In other words, casino organizations must ensure to collect the information for the fields in the new reporting forms that are mandatory and for the non-mandatory fields that do not meet these three criteria.
In assessing whether reasonable measures were taken, FINTRAC will verify what measures were established in the compliance policies and procedures of the casino organizations and then check if these were in fact taken when trying to obtain the required information. Also, the federal agency made it clear that once a piece of information is available, either on paper or in an electronic format, it must be included in the reporting forms, no matter if it is a mandatory field or not. In fact, once it is available, a non-mandatory piece of information becomes mandatory for reporting purposes.
FINTRAC issued new guidance over the last few months. These should be helpful in better understanding the expectations regarding the new requirements. There will be more to come over the next three years as FINTRAC rolls out its new reporting forms, including consultation periods, development of batch specifications, and implementation of these by casino organizations followed by a certification period.
As mentioned earlier, many regulations changes have an impact on casino organizations. To mention a few, casino organizations must comply with new obligations such as:
- Receipt of funds record for $3,000 and above and the obligation to identify the patron
- Politically Exposed Persons and Head of International Organizations determination (for account holders or for some prescribed transactions of $100 000 or more)
- Virtual Currency reporting, record-keeping, and patron-identification requirements
- New information required for CDRs and STRs, such as the type of device used by the patron who makes the request online, the number that identifies the device, the username, the Internet Protocol (IP) address used by the device, and date and time of the online session in which the request is made.
That said, considering the business model of most casino organizations, certain new requirements will have less impact, as they will rarely, if at all, be applicable.
Now, knowing this whole context, how will FINTRAC assess these new requirements? Will it conduct compliance examinations on new requirements starting in June 2021?

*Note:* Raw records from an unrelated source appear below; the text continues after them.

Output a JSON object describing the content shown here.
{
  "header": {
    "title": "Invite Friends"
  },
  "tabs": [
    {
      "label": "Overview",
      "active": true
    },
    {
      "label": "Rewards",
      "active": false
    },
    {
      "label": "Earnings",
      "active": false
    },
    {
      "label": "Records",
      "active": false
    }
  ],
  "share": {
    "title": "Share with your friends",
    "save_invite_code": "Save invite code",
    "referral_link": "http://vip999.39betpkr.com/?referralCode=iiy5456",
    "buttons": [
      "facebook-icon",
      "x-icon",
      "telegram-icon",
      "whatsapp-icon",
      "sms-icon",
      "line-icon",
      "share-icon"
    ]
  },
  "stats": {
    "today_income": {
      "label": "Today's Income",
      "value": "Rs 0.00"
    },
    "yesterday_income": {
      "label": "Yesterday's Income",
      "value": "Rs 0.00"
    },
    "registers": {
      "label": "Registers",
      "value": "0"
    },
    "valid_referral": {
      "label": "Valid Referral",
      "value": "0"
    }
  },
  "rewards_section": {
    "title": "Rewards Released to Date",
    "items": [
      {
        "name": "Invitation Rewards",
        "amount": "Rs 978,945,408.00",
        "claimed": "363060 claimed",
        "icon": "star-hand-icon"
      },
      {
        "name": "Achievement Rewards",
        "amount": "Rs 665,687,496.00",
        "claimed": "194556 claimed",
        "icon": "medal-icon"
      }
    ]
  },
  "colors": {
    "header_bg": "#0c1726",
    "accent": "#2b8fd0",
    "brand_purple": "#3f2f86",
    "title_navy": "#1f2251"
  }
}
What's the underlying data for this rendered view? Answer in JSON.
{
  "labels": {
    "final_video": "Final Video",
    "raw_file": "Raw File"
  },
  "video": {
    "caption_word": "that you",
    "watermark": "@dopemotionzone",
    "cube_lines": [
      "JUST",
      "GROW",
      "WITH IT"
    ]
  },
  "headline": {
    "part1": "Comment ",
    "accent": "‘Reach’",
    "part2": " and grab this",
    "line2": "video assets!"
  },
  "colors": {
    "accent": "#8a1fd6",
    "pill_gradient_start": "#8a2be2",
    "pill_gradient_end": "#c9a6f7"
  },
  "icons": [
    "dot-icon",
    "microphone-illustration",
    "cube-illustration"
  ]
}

The short answer is no. In a recent meeting held by FINTRAC, it was made clear that the emphasis up to April 1, 2022 will remain on the requirements in force before June 1, 2021. One may think this gives extra time to comply with the new rules, which is partly true. However, it should also be seen as an opportunity to address any non-compliance with current rules as this extension also means that FINTRAC will keep looking at the “old” requirements until next year. Observations on the new requirements could also be made by FINTRAC during this period (June 1, 2021 – March 31, 2022) but these will not be formal recommendations for which a penalty may be considered.
These new requirements will mean additional training is required at different levels of the organization. Both land-based and iGaming activities will most likely require more resources to comply with these new obligations and there will certainly be a learning curve for all counterparts, including FINTRAC. The extra time given to casino organizations should not be seen as a break in implementing the new requirements over the coming years but rather as an opportunity to develop better policies, procedures, processes, and controls in order to maintain a high level of compliance.
Jean-François Lefebvre is an Anti-Money Laundering Expert who has been advising clients in the gaming industry for over 17 years. He has gained an extended knowledge of AML Compliance and best practices within the industry. His in-depth expertise allows him to give highly valuable practical advice. He can be reached at (514) 608-0684 or firstname.lastname@example.org.